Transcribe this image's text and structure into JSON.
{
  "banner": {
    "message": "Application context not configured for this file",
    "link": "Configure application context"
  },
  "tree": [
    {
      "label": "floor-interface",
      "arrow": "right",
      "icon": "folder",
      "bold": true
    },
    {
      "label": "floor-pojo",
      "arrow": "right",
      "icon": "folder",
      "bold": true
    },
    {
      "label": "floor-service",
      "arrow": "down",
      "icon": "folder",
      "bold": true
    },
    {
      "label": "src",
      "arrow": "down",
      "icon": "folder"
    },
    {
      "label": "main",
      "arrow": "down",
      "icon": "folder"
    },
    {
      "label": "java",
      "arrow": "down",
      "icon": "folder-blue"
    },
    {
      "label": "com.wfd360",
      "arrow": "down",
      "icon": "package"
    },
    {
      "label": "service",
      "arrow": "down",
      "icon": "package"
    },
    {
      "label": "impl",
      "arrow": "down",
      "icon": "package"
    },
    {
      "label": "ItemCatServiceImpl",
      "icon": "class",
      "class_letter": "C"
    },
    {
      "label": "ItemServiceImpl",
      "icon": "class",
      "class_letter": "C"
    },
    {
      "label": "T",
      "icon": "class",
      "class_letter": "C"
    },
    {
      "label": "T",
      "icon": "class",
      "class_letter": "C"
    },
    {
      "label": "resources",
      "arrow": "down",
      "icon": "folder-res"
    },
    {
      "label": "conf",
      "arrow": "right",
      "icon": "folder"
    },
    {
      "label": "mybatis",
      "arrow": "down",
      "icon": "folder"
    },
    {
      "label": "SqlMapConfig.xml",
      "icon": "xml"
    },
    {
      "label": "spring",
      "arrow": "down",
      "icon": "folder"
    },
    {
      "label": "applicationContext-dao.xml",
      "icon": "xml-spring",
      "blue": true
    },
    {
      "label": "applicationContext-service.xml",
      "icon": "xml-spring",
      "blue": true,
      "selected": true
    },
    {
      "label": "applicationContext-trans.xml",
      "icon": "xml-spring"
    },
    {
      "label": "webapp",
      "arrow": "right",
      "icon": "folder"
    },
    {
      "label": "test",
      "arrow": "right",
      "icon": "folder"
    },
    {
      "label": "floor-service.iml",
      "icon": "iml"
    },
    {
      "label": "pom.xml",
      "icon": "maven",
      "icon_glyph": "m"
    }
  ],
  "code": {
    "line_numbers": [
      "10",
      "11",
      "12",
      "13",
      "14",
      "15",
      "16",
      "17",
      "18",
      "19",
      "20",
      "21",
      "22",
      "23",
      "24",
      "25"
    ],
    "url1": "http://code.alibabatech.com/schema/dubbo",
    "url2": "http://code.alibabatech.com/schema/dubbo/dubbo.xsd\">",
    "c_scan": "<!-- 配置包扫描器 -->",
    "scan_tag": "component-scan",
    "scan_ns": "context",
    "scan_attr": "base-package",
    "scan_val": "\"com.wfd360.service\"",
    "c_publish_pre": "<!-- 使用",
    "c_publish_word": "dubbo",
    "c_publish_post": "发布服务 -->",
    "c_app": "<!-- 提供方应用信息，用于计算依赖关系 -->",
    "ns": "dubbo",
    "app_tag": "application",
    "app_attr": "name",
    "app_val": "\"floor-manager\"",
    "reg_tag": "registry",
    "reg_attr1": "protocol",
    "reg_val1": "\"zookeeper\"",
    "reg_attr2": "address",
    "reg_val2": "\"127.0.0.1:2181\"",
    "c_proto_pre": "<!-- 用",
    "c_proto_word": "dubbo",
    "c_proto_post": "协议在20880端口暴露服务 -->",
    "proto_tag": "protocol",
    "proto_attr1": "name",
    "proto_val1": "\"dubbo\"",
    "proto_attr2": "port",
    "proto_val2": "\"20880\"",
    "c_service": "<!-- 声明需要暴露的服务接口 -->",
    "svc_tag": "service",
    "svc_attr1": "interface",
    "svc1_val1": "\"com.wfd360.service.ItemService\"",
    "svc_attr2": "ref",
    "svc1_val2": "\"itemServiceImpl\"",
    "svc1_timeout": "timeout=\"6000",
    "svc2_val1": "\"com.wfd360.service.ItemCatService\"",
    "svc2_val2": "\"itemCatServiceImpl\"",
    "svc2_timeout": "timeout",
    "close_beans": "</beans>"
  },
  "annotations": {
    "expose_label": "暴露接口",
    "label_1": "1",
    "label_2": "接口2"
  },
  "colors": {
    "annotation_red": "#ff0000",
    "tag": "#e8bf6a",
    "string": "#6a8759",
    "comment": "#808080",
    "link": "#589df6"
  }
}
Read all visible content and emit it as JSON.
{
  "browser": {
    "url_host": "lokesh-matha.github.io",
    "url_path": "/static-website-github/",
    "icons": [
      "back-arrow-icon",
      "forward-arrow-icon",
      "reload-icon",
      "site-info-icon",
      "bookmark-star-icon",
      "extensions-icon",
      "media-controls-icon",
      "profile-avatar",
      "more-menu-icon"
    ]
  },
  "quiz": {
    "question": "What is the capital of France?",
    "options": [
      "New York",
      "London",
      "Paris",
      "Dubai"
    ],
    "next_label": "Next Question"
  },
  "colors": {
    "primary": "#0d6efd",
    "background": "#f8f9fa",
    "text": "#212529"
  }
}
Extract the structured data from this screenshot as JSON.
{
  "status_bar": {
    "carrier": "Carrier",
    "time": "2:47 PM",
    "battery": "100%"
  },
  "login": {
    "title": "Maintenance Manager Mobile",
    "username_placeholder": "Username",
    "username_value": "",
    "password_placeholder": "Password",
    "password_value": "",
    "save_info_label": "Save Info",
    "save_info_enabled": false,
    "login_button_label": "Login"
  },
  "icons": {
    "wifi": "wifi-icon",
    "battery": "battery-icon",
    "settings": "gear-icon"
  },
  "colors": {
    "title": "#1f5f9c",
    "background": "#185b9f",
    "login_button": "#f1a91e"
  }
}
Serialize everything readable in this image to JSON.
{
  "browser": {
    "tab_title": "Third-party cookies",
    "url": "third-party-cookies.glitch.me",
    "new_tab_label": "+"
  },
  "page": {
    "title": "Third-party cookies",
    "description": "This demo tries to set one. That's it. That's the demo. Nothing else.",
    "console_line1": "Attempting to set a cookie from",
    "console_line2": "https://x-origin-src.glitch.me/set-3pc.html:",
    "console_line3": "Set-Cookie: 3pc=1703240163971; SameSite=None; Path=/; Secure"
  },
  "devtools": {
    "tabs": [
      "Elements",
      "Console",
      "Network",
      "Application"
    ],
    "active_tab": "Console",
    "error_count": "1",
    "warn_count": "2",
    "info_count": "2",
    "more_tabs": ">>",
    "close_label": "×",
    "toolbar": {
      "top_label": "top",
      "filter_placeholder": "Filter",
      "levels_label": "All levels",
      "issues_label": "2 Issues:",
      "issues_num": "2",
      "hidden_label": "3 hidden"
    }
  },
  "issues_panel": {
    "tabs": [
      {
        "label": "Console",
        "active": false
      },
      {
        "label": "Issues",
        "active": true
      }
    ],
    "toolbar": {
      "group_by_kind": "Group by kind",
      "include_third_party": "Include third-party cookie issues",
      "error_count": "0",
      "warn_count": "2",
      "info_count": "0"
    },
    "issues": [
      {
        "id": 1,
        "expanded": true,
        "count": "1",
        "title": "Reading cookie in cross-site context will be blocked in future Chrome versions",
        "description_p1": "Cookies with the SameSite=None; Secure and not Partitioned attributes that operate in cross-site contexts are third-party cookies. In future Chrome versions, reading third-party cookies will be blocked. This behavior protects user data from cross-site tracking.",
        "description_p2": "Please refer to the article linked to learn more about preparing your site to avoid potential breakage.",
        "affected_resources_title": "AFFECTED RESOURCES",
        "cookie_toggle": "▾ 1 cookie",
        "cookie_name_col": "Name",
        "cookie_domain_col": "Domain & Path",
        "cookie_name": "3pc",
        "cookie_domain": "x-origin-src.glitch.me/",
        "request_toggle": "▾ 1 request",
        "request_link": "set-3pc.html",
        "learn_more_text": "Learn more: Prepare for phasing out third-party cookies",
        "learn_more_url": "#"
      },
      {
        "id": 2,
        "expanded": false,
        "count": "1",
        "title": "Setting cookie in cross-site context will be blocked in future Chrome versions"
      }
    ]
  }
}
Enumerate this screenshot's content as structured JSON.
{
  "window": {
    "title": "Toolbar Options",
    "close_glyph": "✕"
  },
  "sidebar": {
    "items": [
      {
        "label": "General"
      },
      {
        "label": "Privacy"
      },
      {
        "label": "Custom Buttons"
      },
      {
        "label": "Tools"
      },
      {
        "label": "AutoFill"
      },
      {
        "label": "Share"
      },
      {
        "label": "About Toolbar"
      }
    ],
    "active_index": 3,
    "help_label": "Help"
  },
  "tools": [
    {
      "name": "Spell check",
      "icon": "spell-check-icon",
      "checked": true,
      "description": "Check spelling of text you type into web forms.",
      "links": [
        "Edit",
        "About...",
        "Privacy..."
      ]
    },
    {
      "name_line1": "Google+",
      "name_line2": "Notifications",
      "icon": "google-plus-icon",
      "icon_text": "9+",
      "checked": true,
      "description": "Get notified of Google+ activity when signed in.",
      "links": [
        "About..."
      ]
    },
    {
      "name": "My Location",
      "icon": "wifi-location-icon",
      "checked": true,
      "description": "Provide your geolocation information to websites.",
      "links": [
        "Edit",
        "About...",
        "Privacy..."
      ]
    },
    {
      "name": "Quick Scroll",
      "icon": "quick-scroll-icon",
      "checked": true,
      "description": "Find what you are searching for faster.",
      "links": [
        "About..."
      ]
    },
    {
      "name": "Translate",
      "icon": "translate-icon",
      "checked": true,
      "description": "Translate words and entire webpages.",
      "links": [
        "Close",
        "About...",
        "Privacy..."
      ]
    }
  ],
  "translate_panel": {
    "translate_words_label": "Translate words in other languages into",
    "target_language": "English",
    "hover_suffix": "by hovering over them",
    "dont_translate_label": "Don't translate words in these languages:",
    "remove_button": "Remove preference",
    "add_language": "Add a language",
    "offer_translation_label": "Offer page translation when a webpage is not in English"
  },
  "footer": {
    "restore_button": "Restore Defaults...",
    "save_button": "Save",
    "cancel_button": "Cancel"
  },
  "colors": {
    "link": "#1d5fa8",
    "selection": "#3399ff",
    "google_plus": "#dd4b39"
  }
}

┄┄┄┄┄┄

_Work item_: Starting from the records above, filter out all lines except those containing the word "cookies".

_Answer box_:
    "tab_title": "Third-party cookies",
    "url": "third-party-cookies.glitch.me",
    "title": "Third-party cookies",
        "description_p1": "Cookies with the SameSite=None; Secure and not Partitioned attributes that operate in cross-site contexts are third-party cookies. In future Chrome versions, reading third-party cookies will be blocked. This behavior protects user data from cross-site tracking.",
        "learn_more_text": "Learn more: Prepare for phasing out third-party cookies",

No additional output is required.